* EXERCISE REQUIREMENTS: Where a line holds the word "database", copy that line from the data below.

Start of Block

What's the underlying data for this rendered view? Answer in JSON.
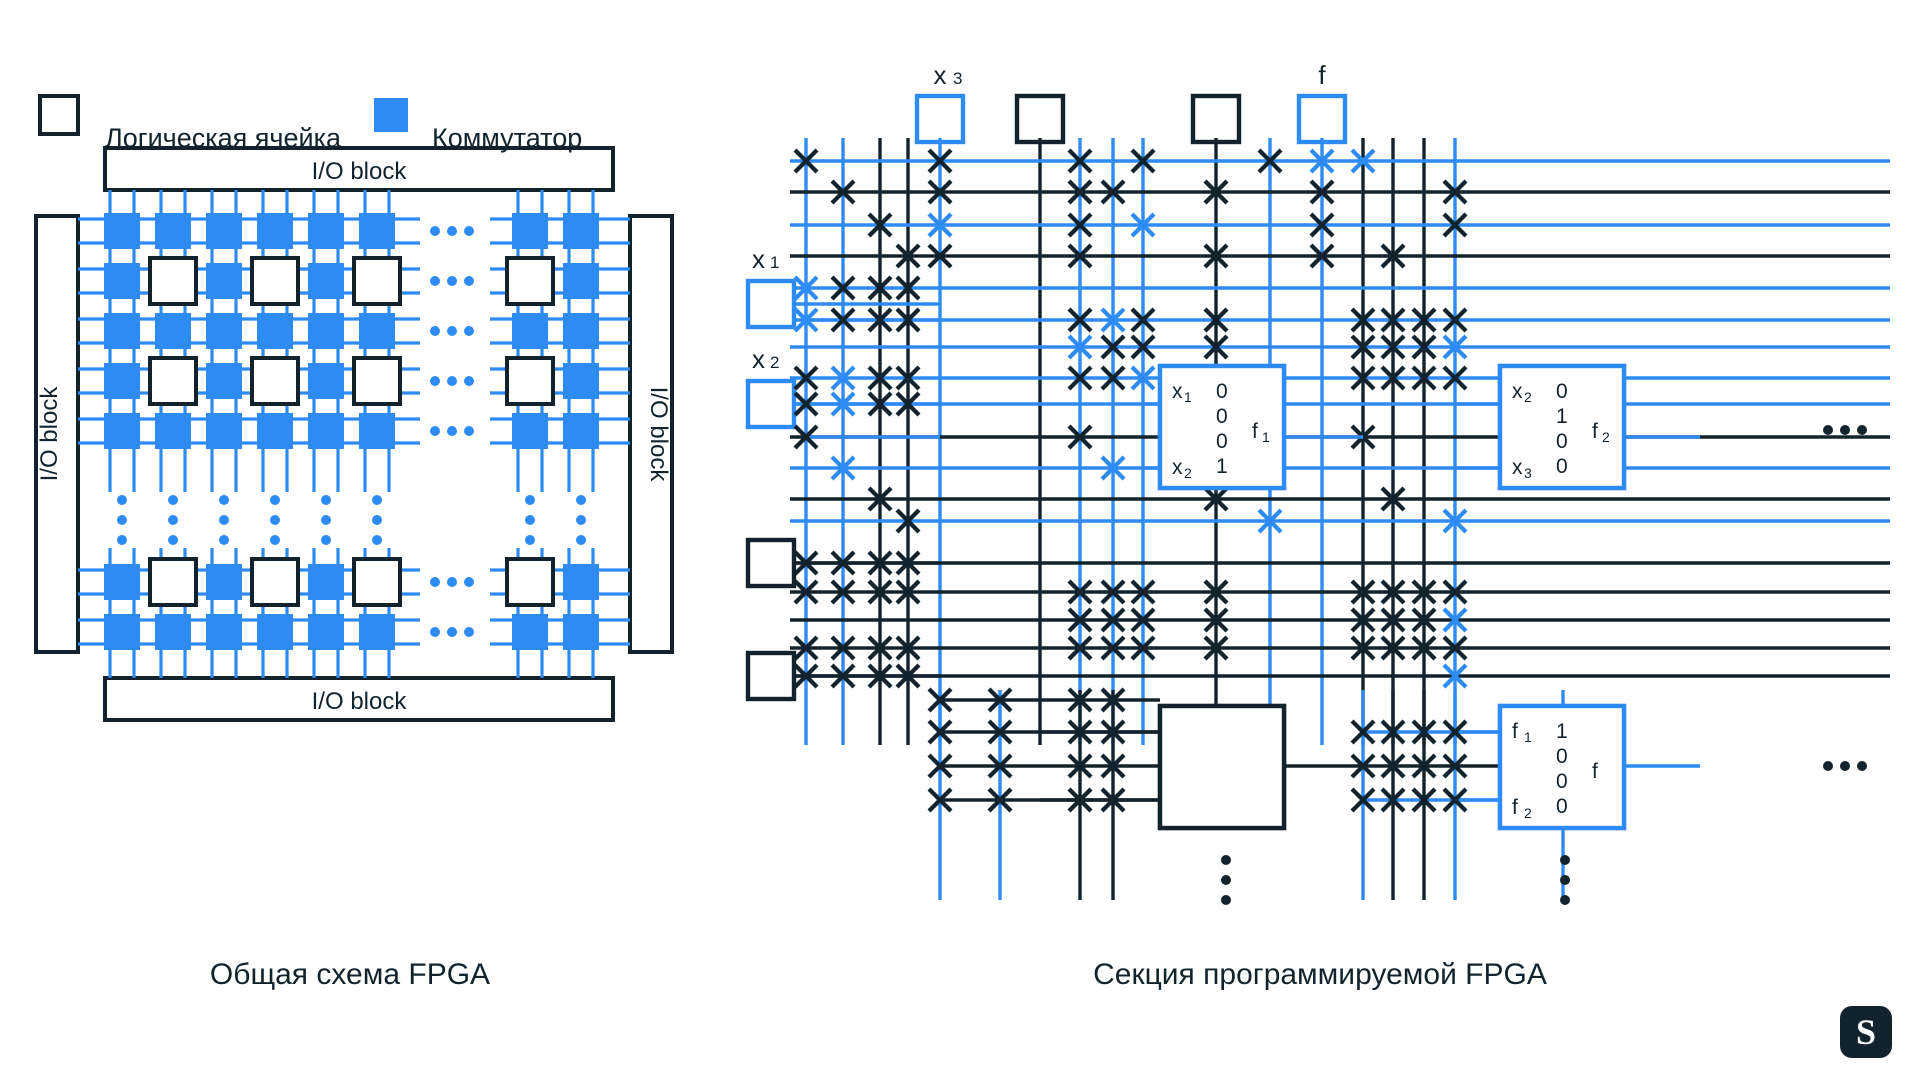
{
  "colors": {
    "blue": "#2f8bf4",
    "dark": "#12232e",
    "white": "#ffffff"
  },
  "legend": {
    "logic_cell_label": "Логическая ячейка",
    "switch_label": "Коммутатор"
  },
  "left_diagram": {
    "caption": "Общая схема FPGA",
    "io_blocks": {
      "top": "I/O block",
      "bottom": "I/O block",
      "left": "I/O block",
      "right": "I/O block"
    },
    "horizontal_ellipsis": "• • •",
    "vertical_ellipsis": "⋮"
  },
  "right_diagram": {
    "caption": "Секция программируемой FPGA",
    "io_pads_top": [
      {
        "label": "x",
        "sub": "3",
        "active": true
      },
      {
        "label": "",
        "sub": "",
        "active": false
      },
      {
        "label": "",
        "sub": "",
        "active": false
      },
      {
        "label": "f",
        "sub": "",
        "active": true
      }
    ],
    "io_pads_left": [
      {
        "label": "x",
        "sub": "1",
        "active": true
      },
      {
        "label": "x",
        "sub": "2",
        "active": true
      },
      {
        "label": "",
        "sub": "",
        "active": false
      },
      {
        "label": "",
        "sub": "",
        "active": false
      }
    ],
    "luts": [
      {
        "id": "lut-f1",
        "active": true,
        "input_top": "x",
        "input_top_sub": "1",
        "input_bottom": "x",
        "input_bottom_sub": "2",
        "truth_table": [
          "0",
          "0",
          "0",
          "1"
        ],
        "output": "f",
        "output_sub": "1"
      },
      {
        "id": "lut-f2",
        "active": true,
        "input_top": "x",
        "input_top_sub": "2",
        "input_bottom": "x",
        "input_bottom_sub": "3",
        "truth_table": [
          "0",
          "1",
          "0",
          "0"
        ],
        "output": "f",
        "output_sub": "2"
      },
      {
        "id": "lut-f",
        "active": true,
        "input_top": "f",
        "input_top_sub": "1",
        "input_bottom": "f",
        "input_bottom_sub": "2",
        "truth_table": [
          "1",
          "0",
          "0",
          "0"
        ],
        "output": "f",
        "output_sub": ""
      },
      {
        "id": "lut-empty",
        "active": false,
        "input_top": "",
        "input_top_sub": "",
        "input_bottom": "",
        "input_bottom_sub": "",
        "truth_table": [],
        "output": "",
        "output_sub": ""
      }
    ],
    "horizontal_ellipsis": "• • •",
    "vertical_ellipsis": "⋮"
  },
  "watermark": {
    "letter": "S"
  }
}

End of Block
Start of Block

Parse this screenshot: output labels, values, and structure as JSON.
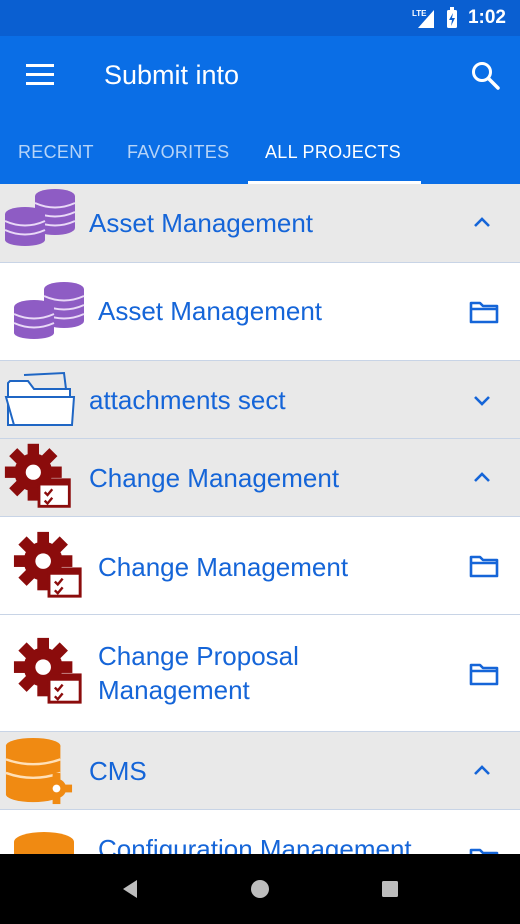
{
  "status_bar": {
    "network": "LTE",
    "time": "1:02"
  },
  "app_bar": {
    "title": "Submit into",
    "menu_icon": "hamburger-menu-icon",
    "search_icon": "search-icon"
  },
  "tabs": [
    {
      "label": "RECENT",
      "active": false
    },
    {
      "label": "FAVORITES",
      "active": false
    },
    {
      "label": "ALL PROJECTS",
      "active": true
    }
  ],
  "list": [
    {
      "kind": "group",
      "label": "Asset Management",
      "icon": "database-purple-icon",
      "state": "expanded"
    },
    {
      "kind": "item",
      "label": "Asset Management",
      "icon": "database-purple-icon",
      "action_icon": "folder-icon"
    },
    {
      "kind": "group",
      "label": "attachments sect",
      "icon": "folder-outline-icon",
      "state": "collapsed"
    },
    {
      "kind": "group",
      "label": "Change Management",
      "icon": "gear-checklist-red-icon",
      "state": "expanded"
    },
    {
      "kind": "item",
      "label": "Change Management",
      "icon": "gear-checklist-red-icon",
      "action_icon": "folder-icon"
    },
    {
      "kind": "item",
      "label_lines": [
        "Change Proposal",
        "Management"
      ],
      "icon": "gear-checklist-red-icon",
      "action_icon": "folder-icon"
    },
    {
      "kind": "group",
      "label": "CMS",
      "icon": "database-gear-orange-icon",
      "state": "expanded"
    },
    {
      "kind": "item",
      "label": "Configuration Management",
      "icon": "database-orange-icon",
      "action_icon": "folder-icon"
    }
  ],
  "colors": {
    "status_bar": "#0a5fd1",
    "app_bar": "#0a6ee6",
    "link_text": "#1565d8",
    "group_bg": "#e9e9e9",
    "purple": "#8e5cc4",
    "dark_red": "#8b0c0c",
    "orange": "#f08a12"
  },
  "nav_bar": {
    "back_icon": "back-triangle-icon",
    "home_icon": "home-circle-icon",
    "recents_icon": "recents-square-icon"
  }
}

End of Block

* RESPONSE FOR THIS EXERCISE:
      "icon": "database-purple-icon",
      "icon": "database-purple-icon",
      "icon": "database-gear-orange-icon",
      "icon": "database-orange-icon",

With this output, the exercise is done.